#### Exercise aim
Look through the records below, and whenever a line contains "Captures", copy it.

#### Dataset records
----------

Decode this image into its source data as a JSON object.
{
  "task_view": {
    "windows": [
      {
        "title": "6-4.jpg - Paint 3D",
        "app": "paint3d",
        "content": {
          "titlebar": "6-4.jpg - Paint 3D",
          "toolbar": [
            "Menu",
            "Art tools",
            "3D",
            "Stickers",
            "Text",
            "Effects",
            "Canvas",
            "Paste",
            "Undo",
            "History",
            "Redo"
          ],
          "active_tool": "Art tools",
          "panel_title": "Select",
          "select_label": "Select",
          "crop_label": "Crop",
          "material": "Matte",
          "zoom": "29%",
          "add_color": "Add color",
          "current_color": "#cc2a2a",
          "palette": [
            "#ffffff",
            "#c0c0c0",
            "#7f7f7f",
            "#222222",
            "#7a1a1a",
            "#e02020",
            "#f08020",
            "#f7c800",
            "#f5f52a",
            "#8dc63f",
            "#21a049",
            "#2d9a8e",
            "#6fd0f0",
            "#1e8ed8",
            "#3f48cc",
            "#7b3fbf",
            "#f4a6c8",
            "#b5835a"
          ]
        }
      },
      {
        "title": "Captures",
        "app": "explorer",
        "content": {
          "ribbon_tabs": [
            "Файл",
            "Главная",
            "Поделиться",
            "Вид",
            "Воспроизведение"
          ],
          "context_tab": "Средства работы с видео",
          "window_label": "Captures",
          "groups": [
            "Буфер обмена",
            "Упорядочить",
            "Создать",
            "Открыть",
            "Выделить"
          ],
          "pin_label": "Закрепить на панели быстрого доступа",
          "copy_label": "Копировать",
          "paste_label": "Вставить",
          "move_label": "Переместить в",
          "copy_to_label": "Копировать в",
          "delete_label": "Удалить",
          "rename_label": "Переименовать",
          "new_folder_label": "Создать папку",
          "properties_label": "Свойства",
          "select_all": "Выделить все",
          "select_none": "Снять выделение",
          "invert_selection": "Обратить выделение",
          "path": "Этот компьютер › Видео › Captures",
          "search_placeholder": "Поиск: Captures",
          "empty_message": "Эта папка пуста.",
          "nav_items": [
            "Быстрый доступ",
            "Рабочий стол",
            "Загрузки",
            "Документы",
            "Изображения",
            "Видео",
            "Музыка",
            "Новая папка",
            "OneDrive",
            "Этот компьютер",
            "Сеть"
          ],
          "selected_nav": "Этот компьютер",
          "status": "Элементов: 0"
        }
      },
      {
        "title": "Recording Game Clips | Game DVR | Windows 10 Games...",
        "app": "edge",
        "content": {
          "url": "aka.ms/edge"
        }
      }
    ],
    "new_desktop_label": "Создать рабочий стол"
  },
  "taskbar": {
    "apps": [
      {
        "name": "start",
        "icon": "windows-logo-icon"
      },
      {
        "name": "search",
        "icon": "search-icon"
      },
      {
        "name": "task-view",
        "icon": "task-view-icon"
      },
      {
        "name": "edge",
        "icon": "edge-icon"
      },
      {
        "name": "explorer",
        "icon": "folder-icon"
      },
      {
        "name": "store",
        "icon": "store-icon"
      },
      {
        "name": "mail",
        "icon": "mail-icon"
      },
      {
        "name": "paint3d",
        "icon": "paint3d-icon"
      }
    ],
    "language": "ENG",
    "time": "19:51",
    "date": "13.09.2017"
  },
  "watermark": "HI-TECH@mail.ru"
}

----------

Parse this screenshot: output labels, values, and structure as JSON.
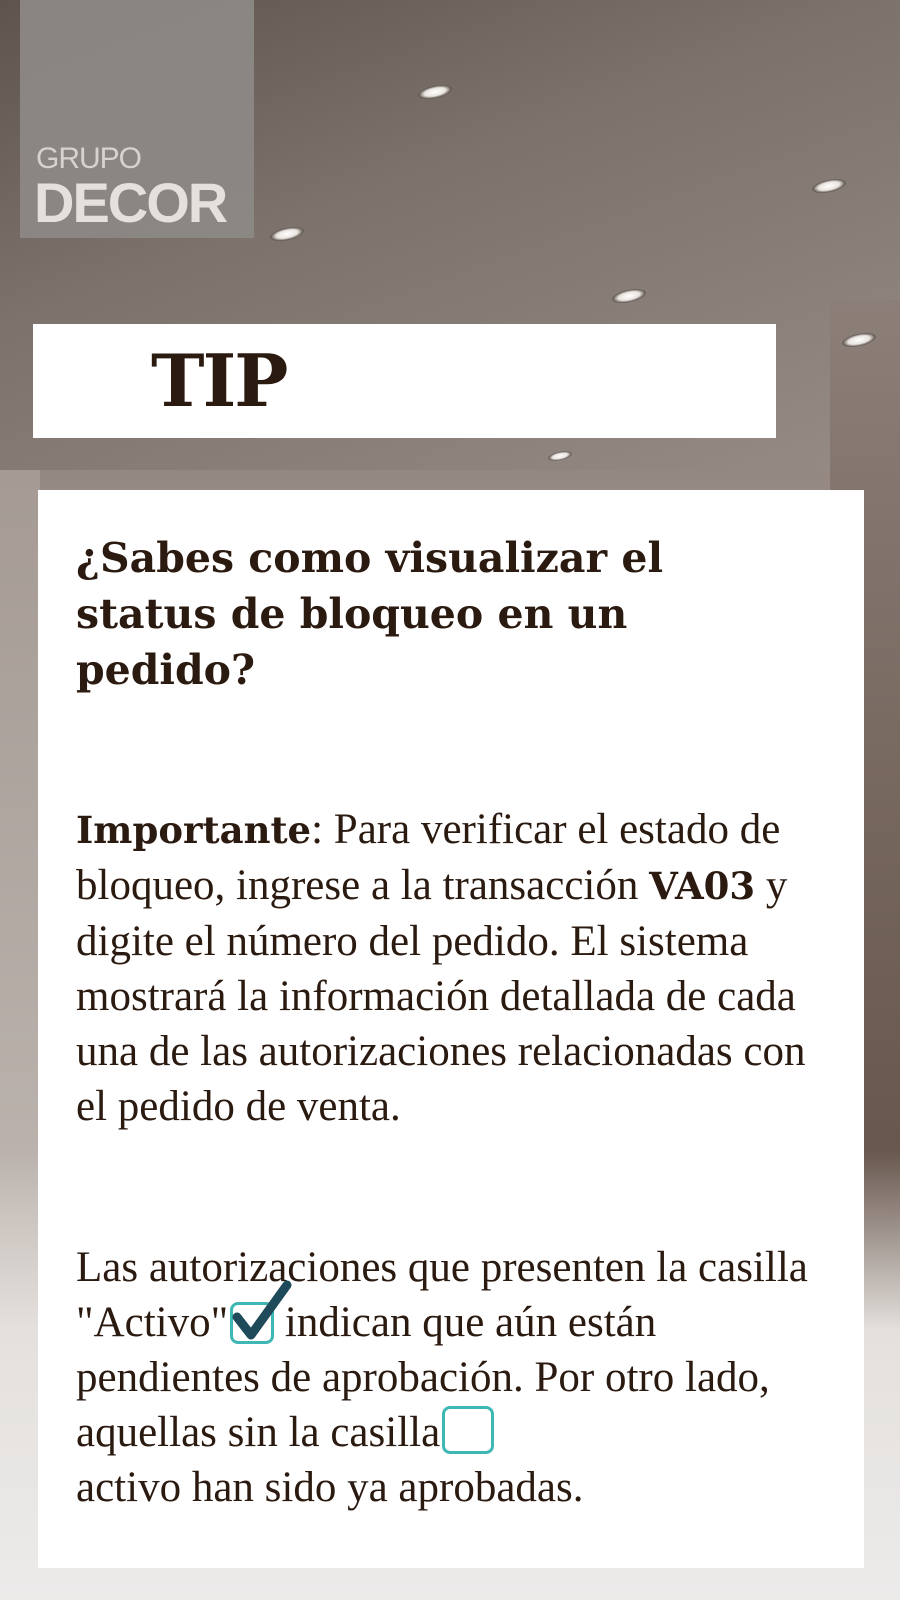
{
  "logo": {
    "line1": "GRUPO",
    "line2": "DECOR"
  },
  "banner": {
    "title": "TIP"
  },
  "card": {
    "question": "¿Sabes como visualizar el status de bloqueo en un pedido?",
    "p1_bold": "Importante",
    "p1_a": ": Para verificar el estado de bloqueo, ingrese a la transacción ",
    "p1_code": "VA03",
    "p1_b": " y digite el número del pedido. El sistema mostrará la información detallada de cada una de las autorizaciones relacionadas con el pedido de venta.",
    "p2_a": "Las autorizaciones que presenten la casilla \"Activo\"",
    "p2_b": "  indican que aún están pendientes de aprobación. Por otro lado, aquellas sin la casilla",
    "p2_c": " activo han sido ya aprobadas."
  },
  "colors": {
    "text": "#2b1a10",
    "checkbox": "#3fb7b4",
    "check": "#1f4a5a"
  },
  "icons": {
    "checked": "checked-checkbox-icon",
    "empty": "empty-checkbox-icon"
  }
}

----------

#### Result for this exercise
        "title": "Captures",
          "window_label": "Captures",
          "path": "Этот компьютер › Видео › Captures",
          "search_placeholder": "Поиск: Captures",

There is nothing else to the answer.